🏘️ 1-1-1-1 🏺 1
We've added the domain as both a shortcut, but a mnemonic. The full path would actually be 0-2-0-1-0-1-0-1-1-1-1 off of origin for the server. There is a rough map that shows this here.
The first 1 in the graph is the instance of 🏘️. If we had cloud services, and we wanted to map all cloud services for our org, we could use 2 as the first number. (Believe it or not, if you got formal about this it would be much more complicated. We are taking many shortcuts here, but making sure it is consistent and can leverage existing tools.)
We would have to add labels:
🏘️ 1-1 🏷️ India
🏘️ 1-1-1 🏷️ Datacenter 1 🏘️ 1-1-1-1 🏷️ Rack 2a
For notifications, if you are willing to enforce uniqueness, you could use the labels as the source. Normally, alarms look something like this:
🏘️ 1 2 🗝️ "cpu%"="100" "memGBfree"="1"
This is how KVPs are passed with a host triple. Note that most metrics likely come through with OOTB software like Telegraf; however, the hostname is common. The host name is the name associated with 1 2, above, and is the same for bots or package installation.
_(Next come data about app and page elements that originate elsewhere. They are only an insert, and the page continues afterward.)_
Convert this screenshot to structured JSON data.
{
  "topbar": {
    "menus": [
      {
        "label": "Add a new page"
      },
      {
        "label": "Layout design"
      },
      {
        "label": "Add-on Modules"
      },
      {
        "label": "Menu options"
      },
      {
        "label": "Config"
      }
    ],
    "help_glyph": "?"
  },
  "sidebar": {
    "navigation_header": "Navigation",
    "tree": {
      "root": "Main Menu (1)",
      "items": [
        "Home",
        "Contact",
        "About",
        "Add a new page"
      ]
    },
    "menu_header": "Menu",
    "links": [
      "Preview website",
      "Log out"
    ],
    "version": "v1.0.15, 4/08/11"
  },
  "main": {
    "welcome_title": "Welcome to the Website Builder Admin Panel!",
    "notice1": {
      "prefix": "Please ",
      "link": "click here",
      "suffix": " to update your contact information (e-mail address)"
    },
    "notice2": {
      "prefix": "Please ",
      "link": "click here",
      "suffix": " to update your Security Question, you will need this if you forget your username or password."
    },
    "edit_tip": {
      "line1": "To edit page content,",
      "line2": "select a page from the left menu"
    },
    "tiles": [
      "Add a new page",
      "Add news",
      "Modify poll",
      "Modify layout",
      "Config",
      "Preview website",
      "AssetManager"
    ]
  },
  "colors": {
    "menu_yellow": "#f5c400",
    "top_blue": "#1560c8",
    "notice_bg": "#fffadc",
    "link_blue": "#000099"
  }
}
A full package designation, then, would be something like 1-2-1 within the 🧬 domain. A convention is that the last integer is the node. In this case, the definition of the package would be attached as predicates using has_command, has_title, etc. In our particular case, commands are all shell commands, so we already know that they can be displayed. Another convention of the way we are implementing triples, is that the object is parsed by location with spaces, so the object can technically have white space. YMMV. As we will say many times, this is all an example, an approach to analysis using triples. It is not a product. It is expected that anybody using this will adapt the ideas for their own domains. The core idea is that if this is simple enough, that should be easy to do and will contribute to the resilience of systems over time in response to crises.
DNA in our case is built from free software available for download in the internet. Off of 0 is a directory called files with a subdirectory of the filename that has details and resources:
Any number of X.txt file can be added. The priority is to try 1 first. Sources could be a mounted directory on host as an example in 2.txt.
🤖 is a domain focused on applying DNA
Robots listen for commands in triple format. For instance, if I publish:
🤖 0 1-3-1 ➡️ 2-4 This command means I'm installing package 1-3-1 on 2-4.
A robot domain is about completing jobs.
🤖 0 1-3-1➡️2-4 ✅ 20210404T010024.213Z
This means that the robot complted the job successfully at a specific time. (We will address the logging later in this document and the difference between a logged-at timestamp vs. the time the robot perceived applying the command.)
🛑 predicate means the job failed
📤 predicate is the output of the job. This can get to be quite large, but in our simplified world we are going to pass the entire output over the local messaging bus (MQTT). In our case we are storing the last full output on the filesystem rather than storing the triple.
These three can apply to an edge (predicate), subject, or object:
📄 = narrative
💬 = short comment (often the hover tooltip)
🔗 = href link
🏷️ = visible label
Triple Streams have additional fields of signature log level, timestamp, and human readable name:
signature ℹ️ 20210404T010024.213Z aggie 🤖 0 1-3-1➡️2-4 ✅ 20210404T010024.213Z
Consider Cruft Buster for the document domain and relation to the DFD.
🖼️ must be text defined in markdown format for an image
The text string \n is used for a new line in a label. This is compatible with Graphviz labels, as well as other semantic tools.
If there is no triple, then there are no nodes that are disconnected. This makes sense from a data flow perspective. A 🚫 means that any existing predicate between the subject and object is void.
|⬅️||from||1 <- Sales|
|➡️||to||3 -> 5|
|↔️||to and from||4 <-> Accounting|
|🏷️||has label||1 = Accounts\nReceivable|